Almost one million Rohingya refugees are living in some of the world’s largest refugee camps in Bangladesh’s Cox’s Bazar area. “Unfortunately, nobody talks about Rohingya refugees anymore” but the situations inside, and outside, the camps is getting worse and worse.
Sultana Begum, Asia regional head of humanitarian policy for Save the Children, describes the living conditions in Cox’s Bazar as being “really squalid”. “Security at the camp is terrible, there are lots of armed groups and violence is rising”, she tells Vatican News. It is clear from this brief description that it is no place for a child to grow up. But children comprise over half of the refugees in Cox’s Bazar, so the Rohingya crisis “really is a children’s crisis”.
Rohingyas are an ethnic minority group, predominantly Muslim, who reside primarily in Rakhine State, Myanmar. Before the Rohingya genocide in 2017, when over 740,000 fled to Bangladesh, an estimated 1.4 million Rohingya lived in Myanmar.
Pope Francis has often prayed for Rohingyas, including last Wednesday during his weekly General Audience, during which he asked that the world not forget the Rohingya refugees. But the reality, says Ms Begum, is that “the Rohingya crisis is a forgotten crisis. We’re seven years in, it’s protracted. The media attention span is really short. It’s moved on to other stories”.
The reality for children
Now, around 500,000 Rohingya children live in the camps in Cox’s Bazar, and many of them, according to Ms Begum, “are already showing signs of depression and anxiety”.
“They’re confined to the camps, with very little movement” and they’re losing any hope that they have for a better future, especially the older ones who neither have access to work nor to schooling. “We do have safe spaces where we can support the younger ones to play and be children and we have psycho-social support programs, but are they enough?” asks Ms Begum. “I would say no”.
Disaster on top of disaster
But on top of that, Ms Begum reminds us that Bangladesh is one of the world’s worst disaster-prone areas. She explains that the camps have been built on what was once a forest. “When it rains, the flimsy bamboo shelters, which are built high on hills, can be washed away. There’s flooding”.
And the weather conditions worsen an already disastrous healthcare situation. “Illness is a big problem in the congested camps”, and children and families are very susceptible to a lot of diseases, like dengue. On top of that, many of the children are very malnourished.
But the horrors that Rohingya refugees face go much further than Bangladesh. Ms Begum describes it as “a catch-22 situation”: They are unable to go home but life in Cox’s Bazar is desperate.
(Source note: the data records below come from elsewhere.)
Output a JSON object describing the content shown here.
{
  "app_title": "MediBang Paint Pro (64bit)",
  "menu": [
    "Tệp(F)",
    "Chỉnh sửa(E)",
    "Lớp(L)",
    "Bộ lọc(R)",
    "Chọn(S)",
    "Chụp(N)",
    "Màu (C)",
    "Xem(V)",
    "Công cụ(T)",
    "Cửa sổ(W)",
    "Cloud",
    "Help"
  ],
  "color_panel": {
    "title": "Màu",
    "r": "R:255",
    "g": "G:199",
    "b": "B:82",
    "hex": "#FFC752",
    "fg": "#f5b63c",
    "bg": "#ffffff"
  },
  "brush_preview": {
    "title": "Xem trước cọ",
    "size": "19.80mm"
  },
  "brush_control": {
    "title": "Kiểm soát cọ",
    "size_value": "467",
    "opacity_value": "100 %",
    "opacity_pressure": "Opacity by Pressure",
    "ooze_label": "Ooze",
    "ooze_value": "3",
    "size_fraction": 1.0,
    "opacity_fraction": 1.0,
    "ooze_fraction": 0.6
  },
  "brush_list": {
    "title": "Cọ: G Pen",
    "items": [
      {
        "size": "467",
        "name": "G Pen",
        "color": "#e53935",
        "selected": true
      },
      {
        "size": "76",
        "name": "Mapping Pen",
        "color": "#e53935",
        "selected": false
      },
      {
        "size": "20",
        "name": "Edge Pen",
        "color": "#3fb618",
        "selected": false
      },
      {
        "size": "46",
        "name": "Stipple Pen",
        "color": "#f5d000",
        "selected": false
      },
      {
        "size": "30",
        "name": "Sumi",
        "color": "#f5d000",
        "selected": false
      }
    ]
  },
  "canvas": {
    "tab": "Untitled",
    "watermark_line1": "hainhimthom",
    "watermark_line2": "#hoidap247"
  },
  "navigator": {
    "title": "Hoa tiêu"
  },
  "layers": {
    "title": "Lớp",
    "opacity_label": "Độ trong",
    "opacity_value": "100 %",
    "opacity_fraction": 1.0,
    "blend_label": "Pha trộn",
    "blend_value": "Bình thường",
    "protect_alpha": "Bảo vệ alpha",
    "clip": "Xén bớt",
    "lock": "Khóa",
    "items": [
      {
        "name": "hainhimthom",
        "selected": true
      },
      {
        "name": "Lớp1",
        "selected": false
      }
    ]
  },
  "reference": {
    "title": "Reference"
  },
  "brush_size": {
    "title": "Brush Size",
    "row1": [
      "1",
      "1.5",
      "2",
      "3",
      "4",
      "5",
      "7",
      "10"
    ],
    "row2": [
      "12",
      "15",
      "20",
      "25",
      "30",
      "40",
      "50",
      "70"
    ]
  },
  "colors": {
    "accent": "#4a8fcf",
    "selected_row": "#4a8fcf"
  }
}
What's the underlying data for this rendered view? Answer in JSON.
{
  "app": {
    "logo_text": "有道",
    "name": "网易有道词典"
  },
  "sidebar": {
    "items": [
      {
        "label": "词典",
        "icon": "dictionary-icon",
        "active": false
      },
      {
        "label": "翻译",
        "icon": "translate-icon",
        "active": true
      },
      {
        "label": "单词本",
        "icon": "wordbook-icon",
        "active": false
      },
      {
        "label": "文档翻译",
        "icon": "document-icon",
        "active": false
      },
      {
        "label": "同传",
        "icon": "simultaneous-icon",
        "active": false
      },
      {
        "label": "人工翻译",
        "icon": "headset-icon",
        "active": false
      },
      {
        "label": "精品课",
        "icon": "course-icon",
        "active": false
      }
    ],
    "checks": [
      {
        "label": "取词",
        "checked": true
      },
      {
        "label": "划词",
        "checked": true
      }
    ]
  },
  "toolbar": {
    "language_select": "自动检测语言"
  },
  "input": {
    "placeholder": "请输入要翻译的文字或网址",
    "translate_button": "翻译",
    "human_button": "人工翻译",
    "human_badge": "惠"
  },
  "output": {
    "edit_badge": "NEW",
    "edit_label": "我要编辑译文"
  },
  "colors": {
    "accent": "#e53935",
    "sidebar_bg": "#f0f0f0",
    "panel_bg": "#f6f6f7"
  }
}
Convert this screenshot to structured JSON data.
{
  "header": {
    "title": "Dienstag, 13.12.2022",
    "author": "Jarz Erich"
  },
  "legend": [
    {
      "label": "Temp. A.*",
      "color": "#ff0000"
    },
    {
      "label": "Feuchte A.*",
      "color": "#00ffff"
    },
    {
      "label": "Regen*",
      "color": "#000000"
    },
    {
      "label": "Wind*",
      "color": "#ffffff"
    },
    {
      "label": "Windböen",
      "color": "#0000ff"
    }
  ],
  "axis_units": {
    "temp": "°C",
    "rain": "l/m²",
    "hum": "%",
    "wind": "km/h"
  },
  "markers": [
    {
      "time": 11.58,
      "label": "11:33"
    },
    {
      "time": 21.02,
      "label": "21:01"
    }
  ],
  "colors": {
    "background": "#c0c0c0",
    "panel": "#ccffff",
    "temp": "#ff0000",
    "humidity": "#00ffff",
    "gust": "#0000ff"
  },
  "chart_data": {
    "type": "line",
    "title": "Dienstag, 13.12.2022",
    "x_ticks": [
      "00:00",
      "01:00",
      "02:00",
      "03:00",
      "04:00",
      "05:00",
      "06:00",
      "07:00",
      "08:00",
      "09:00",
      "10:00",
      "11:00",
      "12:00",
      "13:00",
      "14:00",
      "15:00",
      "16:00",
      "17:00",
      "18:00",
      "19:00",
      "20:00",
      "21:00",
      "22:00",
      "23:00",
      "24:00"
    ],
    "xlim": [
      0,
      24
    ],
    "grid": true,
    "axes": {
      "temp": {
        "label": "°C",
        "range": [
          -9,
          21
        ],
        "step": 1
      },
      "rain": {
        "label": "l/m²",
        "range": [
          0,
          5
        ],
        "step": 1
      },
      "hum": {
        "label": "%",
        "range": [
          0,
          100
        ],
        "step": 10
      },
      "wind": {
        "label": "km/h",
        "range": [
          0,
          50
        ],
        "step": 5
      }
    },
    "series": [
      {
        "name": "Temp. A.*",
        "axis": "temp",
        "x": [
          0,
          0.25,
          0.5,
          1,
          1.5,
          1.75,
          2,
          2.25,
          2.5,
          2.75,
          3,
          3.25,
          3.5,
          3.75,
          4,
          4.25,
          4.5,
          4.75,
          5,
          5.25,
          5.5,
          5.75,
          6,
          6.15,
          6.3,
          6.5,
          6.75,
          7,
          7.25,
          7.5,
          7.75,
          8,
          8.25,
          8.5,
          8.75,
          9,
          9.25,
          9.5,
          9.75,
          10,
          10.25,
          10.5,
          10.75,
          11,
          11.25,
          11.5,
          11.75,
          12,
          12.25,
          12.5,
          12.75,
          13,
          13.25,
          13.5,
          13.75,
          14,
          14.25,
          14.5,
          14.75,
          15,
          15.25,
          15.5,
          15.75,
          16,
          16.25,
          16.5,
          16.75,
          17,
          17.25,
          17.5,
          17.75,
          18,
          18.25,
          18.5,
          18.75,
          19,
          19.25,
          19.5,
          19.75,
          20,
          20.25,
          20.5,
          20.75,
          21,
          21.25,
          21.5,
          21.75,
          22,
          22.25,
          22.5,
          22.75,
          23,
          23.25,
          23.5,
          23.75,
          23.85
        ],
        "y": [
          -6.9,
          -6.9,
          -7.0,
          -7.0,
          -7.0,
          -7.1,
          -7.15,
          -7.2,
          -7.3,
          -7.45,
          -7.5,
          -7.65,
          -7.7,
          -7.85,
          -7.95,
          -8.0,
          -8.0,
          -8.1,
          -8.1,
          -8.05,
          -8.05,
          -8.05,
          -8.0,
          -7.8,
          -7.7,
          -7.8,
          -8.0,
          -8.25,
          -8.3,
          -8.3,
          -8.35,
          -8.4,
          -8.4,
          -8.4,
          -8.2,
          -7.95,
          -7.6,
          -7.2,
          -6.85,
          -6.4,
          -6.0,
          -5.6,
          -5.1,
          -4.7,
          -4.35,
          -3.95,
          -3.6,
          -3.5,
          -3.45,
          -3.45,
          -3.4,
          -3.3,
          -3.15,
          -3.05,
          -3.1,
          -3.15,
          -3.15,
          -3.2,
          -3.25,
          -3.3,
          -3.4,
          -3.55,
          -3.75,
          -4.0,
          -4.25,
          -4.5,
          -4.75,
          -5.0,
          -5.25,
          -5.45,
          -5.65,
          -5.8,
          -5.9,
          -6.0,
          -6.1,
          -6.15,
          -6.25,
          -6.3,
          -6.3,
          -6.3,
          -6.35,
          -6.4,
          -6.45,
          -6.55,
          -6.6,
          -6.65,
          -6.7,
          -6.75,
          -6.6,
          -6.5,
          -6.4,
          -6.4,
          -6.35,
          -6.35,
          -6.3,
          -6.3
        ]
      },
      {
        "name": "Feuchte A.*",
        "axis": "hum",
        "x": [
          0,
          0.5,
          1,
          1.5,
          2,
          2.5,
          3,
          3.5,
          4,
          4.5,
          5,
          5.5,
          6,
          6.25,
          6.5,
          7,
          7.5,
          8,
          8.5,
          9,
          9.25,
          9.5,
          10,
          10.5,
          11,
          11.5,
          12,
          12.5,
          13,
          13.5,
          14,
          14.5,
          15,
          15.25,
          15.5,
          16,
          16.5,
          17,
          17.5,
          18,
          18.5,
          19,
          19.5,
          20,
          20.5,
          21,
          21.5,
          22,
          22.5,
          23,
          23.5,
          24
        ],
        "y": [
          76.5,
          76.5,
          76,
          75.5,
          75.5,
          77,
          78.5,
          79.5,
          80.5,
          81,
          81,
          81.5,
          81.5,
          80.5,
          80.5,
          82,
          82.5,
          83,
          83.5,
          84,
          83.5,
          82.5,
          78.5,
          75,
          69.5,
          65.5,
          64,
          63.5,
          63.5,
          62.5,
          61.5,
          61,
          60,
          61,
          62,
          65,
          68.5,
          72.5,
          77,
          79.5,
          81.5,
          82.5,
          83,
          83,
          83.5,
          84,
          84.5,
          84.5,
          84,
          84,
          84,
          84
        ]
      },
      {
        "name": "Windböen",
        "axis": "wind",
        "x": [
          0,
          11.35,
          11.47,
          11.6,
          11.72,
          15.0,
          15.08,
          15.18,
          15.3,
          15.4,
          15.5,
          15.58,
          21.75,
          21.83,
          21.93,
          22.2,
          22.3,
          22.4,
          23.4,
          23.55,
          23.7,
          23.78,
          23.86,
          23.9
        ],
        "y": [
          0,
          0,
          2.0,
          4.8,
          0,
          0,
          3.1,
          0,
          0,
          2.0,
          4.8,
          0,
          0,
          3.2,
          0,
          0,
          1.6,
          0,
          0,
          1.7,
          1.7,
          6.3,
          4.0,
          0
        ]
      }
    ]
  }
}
Like no other persecuted group in the world, the Rohingyas are stateless, meaning that they have no legal documents: “They don’t have a passport, they’re displaced in a region where most of these governments in the region don’t recognize refugees”, meaning that they are under no legal obligation to provide them with support. “They’re so vulnerable”, warns Ms Begum, highlighting the risk of violence, child labour, human trafficking and child marriage. “They’re also often treated as immigrants and they’re detained or deported for immigration offences.”
The Rohingya refugees are almost entirely dependent on humanitarian aid to survive. After food aid was cut last year, “desperate Rohingya refugees resorted to marrying off girls in high numbers or putting boys at work just because they needed to survive”.
Desperately seeking better life
“So, they take these dangerous sea journeys, particularly from Bangladesh to countries such as Indonesia and Malaysia”. They risk their lives in the hope of leading better ones, hoping to work, and in some cases to be reunited with family. Last year almost 600 people died in this crossing.
“Getting on these boats means being at the mercy of traffickers and at risk of abuse and exploitation. They’re often packed in these boats with insufficient food and water and they’re often also physically abused at the hand of smugglers”, says Ms Begum, recounting the story she was told by a young 14-year-old boy who survived the crossing, despite the hundreds of refugees on board with him running out of food and water days before reaching land, Vatican News writes.